Recent Sheridan College grad Dorsa Bidhendi discusses how her portfolio landed her a job fresh out of school, the advantages of having an animation vs. fine arts degree, and what exactly she does as a storyboard revisionist.
Check out Terry Ibele’s Animation Industry Podcast, featuring a new podcast every week focusing on the stories of today’s animation professionals - how they got to where they are and what they learned along the way. Now home to 177 episodes, the podcasts cover all areas of the industry, including storyboarding, writing, animating, directing, visual development, and game design.

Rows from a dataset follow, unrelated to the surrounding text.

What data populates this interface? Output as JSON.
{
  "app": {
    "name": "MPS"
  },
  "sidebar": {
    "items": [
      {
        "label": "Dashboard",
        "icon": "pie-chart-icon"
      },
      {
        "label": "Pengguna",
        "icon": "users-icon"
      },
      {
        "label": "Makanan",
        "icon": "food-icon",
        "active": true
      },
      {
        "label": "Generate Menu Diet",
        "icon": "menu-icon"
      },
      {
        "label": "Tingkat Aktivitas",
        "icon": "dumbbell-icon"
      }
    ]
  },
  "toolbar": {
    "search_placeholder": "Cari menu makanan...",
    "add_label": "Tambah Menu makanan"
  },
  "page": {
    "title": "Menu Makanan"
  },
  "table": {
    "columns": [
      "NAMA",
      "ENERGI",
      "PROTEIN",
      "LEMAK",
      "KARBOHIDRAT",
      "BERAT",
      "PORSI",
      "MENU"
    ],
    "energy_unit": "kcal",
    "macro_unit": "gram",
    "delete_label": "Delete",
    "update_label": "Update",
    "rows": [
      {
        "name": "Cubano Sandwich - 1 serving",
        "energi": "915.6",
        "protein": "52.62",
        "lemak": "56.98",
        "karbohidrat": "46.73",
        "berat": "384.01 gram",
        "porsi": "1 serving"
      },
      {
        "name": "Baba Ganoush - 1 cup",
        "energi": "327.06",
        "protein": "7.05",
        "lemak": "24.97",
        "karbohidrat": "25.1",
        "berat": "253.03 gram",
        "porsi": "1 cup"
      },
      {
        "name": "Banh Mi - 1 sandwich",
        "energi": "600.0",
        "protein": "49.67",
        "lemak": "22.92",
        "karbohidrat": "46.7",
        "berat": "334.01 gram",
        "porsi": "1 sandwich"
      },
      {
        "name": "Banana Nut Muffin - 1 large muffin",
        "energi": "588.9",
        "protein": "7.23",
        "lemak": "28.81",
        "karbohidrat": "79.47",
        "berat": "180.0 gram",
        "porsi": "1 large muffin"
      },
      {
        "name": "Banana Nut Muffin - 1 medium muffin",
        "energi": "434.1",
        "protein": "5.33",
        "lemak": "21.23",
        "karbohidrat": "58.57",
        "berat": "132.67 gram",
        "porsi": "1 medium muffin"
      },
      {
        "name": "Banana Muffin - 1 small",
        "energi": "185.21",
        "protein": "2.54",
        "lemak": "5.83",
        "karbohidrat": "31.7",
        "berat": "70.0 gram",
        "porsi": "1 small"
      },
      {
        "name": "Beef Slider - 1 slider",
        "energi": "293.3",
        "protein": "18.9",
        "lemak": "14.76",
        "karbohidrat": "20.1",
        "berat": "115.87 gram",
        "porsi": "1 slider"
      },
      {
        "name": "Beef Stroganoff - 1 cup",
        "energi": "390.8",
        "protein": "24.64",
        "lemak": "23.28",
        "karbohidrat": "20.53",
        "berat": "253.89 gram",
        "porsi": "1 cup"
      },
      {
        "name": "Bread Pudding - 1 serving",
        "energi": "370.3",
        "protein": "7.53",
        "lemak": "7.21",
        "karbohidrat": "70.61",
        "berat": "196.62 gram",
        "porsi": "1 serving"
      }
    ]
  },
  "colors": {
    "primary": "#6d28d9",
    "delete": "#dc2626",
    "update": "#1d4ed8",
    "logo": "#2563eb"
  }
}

Guests have included Aaron Augenblick, the notorious JJ Villard, Spike & Mike’s Spike Decker, Disney Director John Musker, Sony Lead Animator Humberto Rosa, Cuphead’s Tina Nowracki, Frederator’s Fred Seibert, Tumble Leaf’s Scarlet Nelson, and many others from major animation studios all over the world.
His most recent interview is Episode 177: How to Get Hired as A Storyboard Revisionist with Dorsa Bidhendi
This chat features storyboard revisionist Dorsa Bidhendi, whom Terry Ibele met back in 2018 in Sheridan College’s animation program. A recent graduate, Bidhendi shares how she got her first storyboard revisionist contract fresh out of school.
Tune in to Ibele and Bidhendi to hear:
- The interesting way Bidhendi got her portfolio to stand out to recruiters
- What exactly a storyboard revisionist does
- The advantage Bidhendi had in animation school from a previous fine arts degree
Ibele, himself a stop-motion animator (see AWN’s Fresh Takes piece on his whimsical short, The Silly Duck Wizard, deftly digs into all manner of topics, encouraging interviewees to share insights and opinions on a wide range of topics like pitching shows, marketing your work online, key skills studios look for when they bring on talent in storyboarding, vizdev, character design, and animation.
In 2018, Ibele, who lives in Toronto, decided to quit his career as a Marketer and pursue his love for animation. Since then, he’s become well known for his viral animation productions, which include the previously mentioned Silly Duck Wizard, which is how AWN first came to know him and his work.